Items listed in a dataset

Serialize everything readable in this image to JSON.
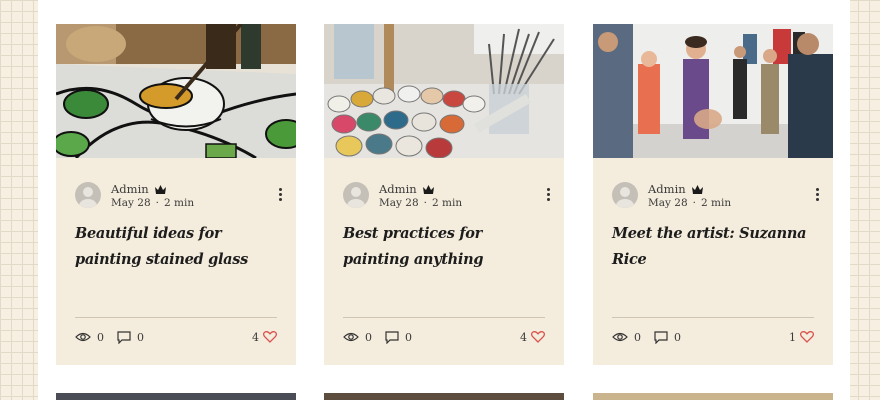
{
  "posts": [
    {
      "author": "Admin",
      "date": "May 28",
      "read_time": "2 min",
      "title": "Beautiful ideas for painting stained glass",
      "views": "0",
      "comments": "0",
      "likes": "4",
      "image": "stained-glass-painting"
    },
    {
      "author": "Admin",
      "date": "May 28",
      "read_time": "2 min",
      "title": "Best practices for painting anything",
      "views": "0",
      "comments": "0",
      "likes": "4",
      "image": "paint-jars-and-brushes"
    },
    {
      "author": "Admin",
      "date": "May 28",
      "read_time": "2 min",
      "title": "Meet the artist: Suzanna Rice",
      "views": "0",
      "comments": "0",
      "likes": "1",
      "image": "gallery-crowd"
    }
  ],
  "separator": "·",
  "colors": {
    "card_bg": "#f4ecdc",
    "page_bg": "#f6efe2",
    "heart": "#d9534f",
    "text": "#3b3b3b"
  },
  "icons": [
    "crown-icon",
    "more-icon",
    "eye-icon",
    "comment-icon",
    "heart-icon",
    "avatar-icon"
  ]
}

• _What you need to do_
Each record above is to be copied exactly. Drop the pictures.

• _Response_
Serialize everything readable in this image to JSON.
{
  "posts": [
    {
      "author": "Admin",
      "date": "May 28",
      "read_time": "2 min",
      "title": "Beautiful ideas for painting stained glass",
      "views": "0",
      "comments": "0",
      "likes": "4",
      "image": "stained-glass-painting"
    },
    {
      "author": "Admin",
      "date": "May 28",
      "read_time": "2 min",
      "title": "Best practices for painting anything",
      "views": "0",
      "comments": "0",
      "likes": "4",
      "image": "paint-jars-and-brushes"
    },
    {
      "author": "Admin",
      "date": "May 28",
      "read_time": "2 min",
      "title": "Meet the artist: Suzanna Rice",
      "views": "0",
      "comments": "0",
      "likes": "1",
      "image": "gallery-crowd"
    }
  ],
  "separator": "·",
  "colors": {
    "card_bg": "#f4ecdc",
    "page_bg": "#f6efe2",
    "heart": "#d9534f",
    "text": "#3b3b3b"
  },
  "icons": [
    "crown-icon",
    "more-icon",
    "eye-icon",
    "comment-icon",
    "heart-icon",
    "avatar-icon"
  ]
}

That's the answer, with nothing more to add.